Start of ENTRIES SHOWN

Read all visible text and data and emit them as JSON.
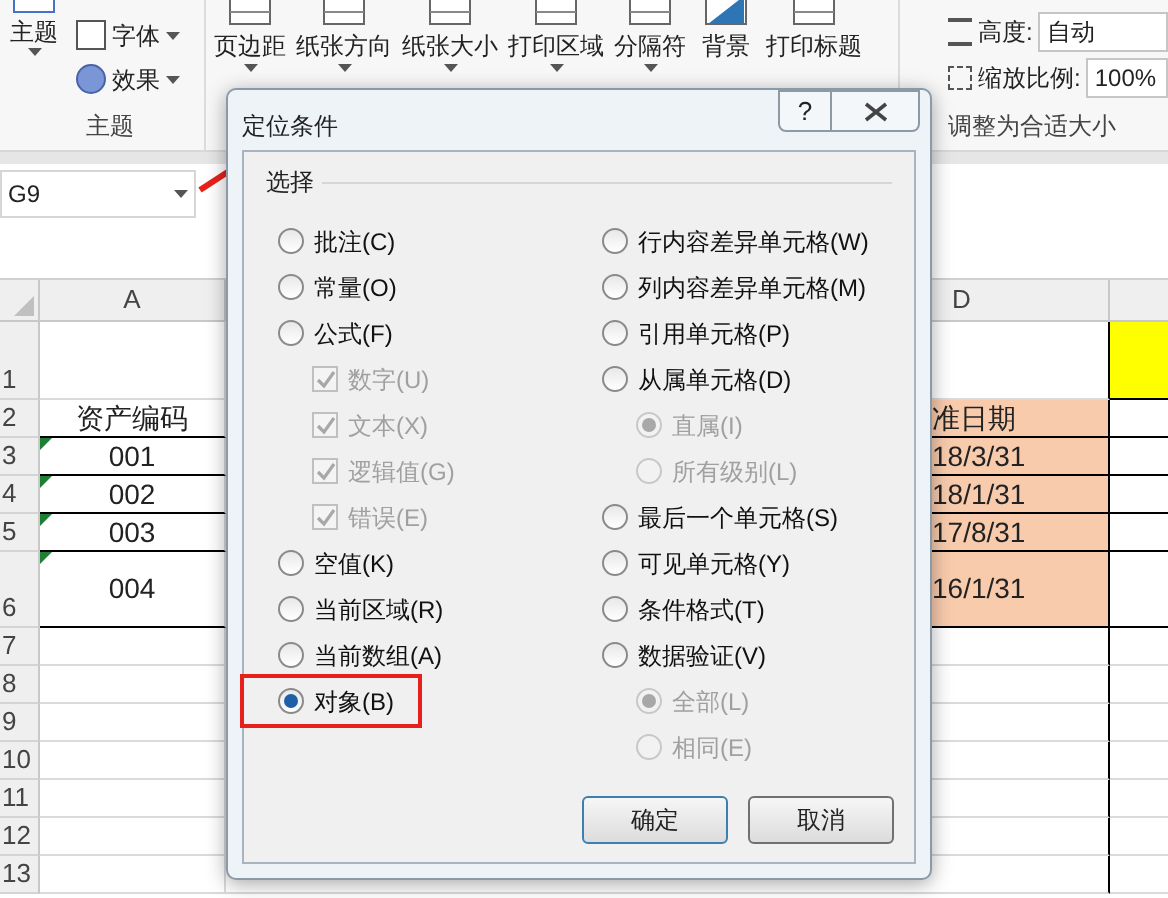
{
  "ribbon": {
    "theme_group": {
      "button": "主题",
      "items": [
        "字体",
        "效果"
      ],
      "label": "主题"
    },
    "page_setup_buttons": [
      "页边距",
      "纸张方向",
      "纸张大小",
      "打印区域",
      "分隔符",
      "背景",
      "打印标题"
    ],
    "scale_group": {
      "height_label": "高度:",
      "height_value": "自动",
      "scale_label": "缩放比例:",
      "scale_value": "100%",
      "label": "调整为合适大小"
    }
  },
  "name_box": "G9",
  "sheet": {
    "columns": [
      "A",
      "D"
    ],
    "rows": [
      {
        "number": "1",
        "e": {
          "color": "#ffff00"
        }
      },
      {
        "number": "2",
        "a": "资产编码",
        "d": {
          "text": "准日期",
          "color": "#f8cbad"
        }
      },
      {
        "number": "3",
        "a": "001",
        "d": {
          "text": "18/3/31",
          "color": "#f8cbad"
        },
        "error_flag": true
      },
      {
        "number": "4",
        "a": "002",
        "d": {
          "text": "18/1/31",
          "color": "#f8cbad"
        },
        "error_flag": true
      },
      {
        "number": "5",
        "a": "003",
        "d": {
          "text": "17/8/31",
          "color": "#f8cbad"
        },
        "error_flag": true
      },
      {
        "number": "6",
        "a": "004",
        "d": {
          "text": "16/1/31",
          "color": "#f8cbad"
        },
        "error_flag": true
      },
      {
        "number": "7"
      },
      {
        "number": "8"
      },
      {
        "number": "9"
      },
      {
        "number": "10"
      },
      {
        "number": "11"
      },
      {
        "number": "12"
      },
      {
        "number": "13"
      }
    ]
  },
  "dialog": {
    "title": "定位条件",
    "help": "?",
    "group_label": "选择",
    "left": [
      {
        "kind": "radio",
        "label": "批注(C)",
        "selected": false,
        "highlighted": false
      },
      {
        "kind": "radio",
        "label": "常量(O)",
        "selected": false,
        "highlighted": false
      },
      {
        "kind": "radio",
        "label": "公式(F)",
        "selected": false,
        "highlighted": false,
        "children": [
          {
            "kind": "checkbox",
            "label": "数字(U)",
            "checked": true,
            "disabled": true
          },
          {
            "kind": "checkbox",
            "label": "文本(X)",
            "checked": true,
            "disabled": true
          },
          {
            "kind": "checkbox",
            "label": "逻辑值(G)",
            "checked": true,
            "disabled": true
          },
          {
            "kind": "checkbox",
            "label": "错误(E)",
            "checked": true,
            "disabled": true
          }
        ]
      },
      {
        "kind": "radio",
        "label": "空值(K)",
        "selected": false,
        "highlighted": false
      },
      {
        "kind": "radio",
        "label": "当前区域(R)",
        "selected": false,
        "highlighted": false
      },
      {
        "kind": "radio",
        "label": "当前数组(A)",
        "selected": false,
        "highlighted": false
      },
      {
        "kind": "radio",
        "label": "对象(B)",
        "selected": true,
        "highlighted": true
      }
    ],
    "right": [
      {
        "kind": "radio",
        "label": "行内容差异单元格(W)",
        "selected": false,
        "highlighted": false
      },
      {
        "kind": "radio",
        "label": "列内容差异单元格(M)",
        "selected": false,
        "highlighted": false
      },
      {
        "kind": "radio",
        "label": "引用单元格(P)",
        "selected": false,
        "highlighted": false
      },
      {
        "kind": "radio",
        "label": "从属单元格(D)",
        "selected": false,
        "highlighted": false,
        "children": [
          {
            "kind": "radio",
            "label": "直属(I)",
            "selected": true,
            "disabled": true
          },
          {
            "kind": "radio",
            "label": "所有级别(L)",
            "selected": false,
            "disabled": true
          }
        ]
      },
      {
        "kind": "radio",
        "label": "最后一个单元格(S)",
        "selected": false,
        "highlighted": false
      },
      {
        "kind": "radio",
        "label": "可见单元格(Y)",
        "selected": false,
        "highlighted": false
      },
      {
        "kind": "radio",
        "label": "条件格式(T)",
        "selected": false,
        "highlighted": false
      },
      {
        "kind": "radio",
        "label": "数据验证(V)",
        "selected": false,
        "highlighted": false,
        "children": [
          {
            "kind": "radio",
            "label": "全部(L)",
            "selected": true,
            "disabled": true
          },
          {
            "kind": "radio",
            "label": "相同(E)",
            "selected": false,
            "disabled": true
          }
        ]
      }
    ],
    "buttons": [
      "确定",
      "取消"
    ]
  }
}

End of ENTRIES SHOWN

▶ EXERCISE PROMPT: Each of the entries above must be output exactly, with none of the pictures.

▶ PROBLEM SOLUTION:
Read all visible text and data and emit them as JSON.
{
  "ribbon": {
    "theme_group": {
      "button": "主题",
      "items": [
        "字体",
        "效果"
      ],
      "label": "主题"
    },
    "page_setup_buttons": [
      "页边距",
      "纸张方向",
      "纸张大小",
      "打印区域",
      "分隔符",
      "背景",
      "打印标题"
    ],
    "scale_group": {
      "height_label": "高度:",
      "height_value": "自动",
      "scale_label": "缩放比例:",
      "scale_value": "100%",
      "label": "调整为合适大小"
    }
  },
  "name_box": "G9",
  "sheet": {
    "columns": [
      "A",
      "D"
    ],
    "rows": [
      {
        "number": "1",
        "e": {
          "color": "#ffff00"
        }
      },
      {
        "number": "2",
        "a": "资产编码",
        "d": {
          "text": "准日期",
          "color": "#f8cbad"
        }
      },
      {
        "number": "3",
        "a": "001",
        "d": {
          "text": "18/3/31",
          "color": "#f8cbad"
        },
        "error_flag": true
      },
      {
        "number": "4",
        "a": "002",
        "d": {
          "text": "18/1/31",
          "color": "#f8cbad"
        },
        "error_flag": true
      },
      {
        "number": "5",
        "a": "003",
        "d": {
          "text": "17/8/31",
          "color": "#f8cbad"
        },
        "error_flag": true
      },
      {
        "number": "6",
        "a": "004",
        "d": {
          "text": "16/1/31",
          "color": "#f8cbad"
        },
        "error_flag": true
      },
      {
        "number": "7"
      },
      {
        "number": "8"
      },
      {
        "number": "9"
      },
      {
        "number": "10"
      },
      {
        "number": "11"
      },
      {
        "number": "12"
      },
      {
        "number": "13"
      }
    ]
  },
  "dialog": {
    "title": "定位条件",
    "help": "?",
    "group_label": "选择",
    "left": [
      {
        "kind": "radio",
        "label": "批注(C)",
        "selected": false,
        "highlighted": false
      },
      {
        "kind": "radio",
        "label": "常量(O)",
        "selected": false,
        "highlighted": false
      },
      {
        "kind": "radio",
        "label": "公式(F)",
        "selected": false,
        "highlighted": false,
        "children": [
          {
            "kind": "checkbox",
            "label": "数字(U)",
            "checked": true,
            "disabled": true
          },
          {
            "kind": "checkbox",
            "label": "文本(X)",
            "checked": true,
            "disabled": true
          },
          {
            "kind": "checkbox",
            "label": "逻辑值(G)",
            "checked": true,
            "disabled": true
          },
          {
            "kind": "checkbox",
            "label": "错误(E)",
            "checked": true,
            "disabled": true
          }
        ]
      },
      {
        "kind": "radio",
        "label": "空值(K)",
        "selected": false,
        "highlighted": false
      },
      {
        "kind": "radio",
        "label": "当前区域(R)",
        "selected": false,
        "highlighted": false
      },
      {
        "kind": "radio",
        "label": "当前数组(A)",
        "selected": false,
        "highlighted": false
      },
      {
        "kind": "radio",
        "label": "对象(B)",
        "selected": true,
        "highlighted": true
      }
    ],
    "right": [
      {
        "kind": "radio",
        "label": "行内容差异单元格(W)",
        "selected": false,
        "highlighted": false
      },
      {
        "kind": "radio",
        "label": "列内容差异单元格(M)",
        "selected": false,
        "highlighted": false
      },
      {
        "kind": "radio",
        "label": "引用单元格(P)",
        "selected": false,
        "highlighted": false
      },
      {
        "kind": "radio",
        "label": "从属单元格(D)",
        "selected": false,
        "highlighted": false,
        "children": [
          {
            "kind": "radio",
            "label": "直属(I)",
            "selected": true,
            "disabled": true
          },
          {
            "kind": "radio",
            "label": "所有级别(L)",
            "selected": false,
            "disabled": true
          }
        ]
      },
      {
        "kind": "radio",
        "label": "最后一个单元格(S)",
        "selected": false,
        "highlighted": false
      },
      {
        "kind": "radio",
        "label": "可见单元格(Y)",
        "selected": false,
        "highlighted": false
      },
      {
        "kind": "radio",
        "label": "条件格式(T)",
        "selected": false,
        "highlighted": false
      },
      {
        "kind": "radio",
        "label": "数据验证(V)",
        "selected": false,
        "highlighted": false,
        "children": [
          {
            "kind": "radio",
            "label": "全部(L)",
            "selected": true,
            "disabled": true
          },
          {
            "kind": "radio",
            "label": "相同(E)",
            "selected": false,
            "disabled": true
          }
        ]
      }
    ],
    "buttons": [
      "确定",
      "取消"
    ]
  }
}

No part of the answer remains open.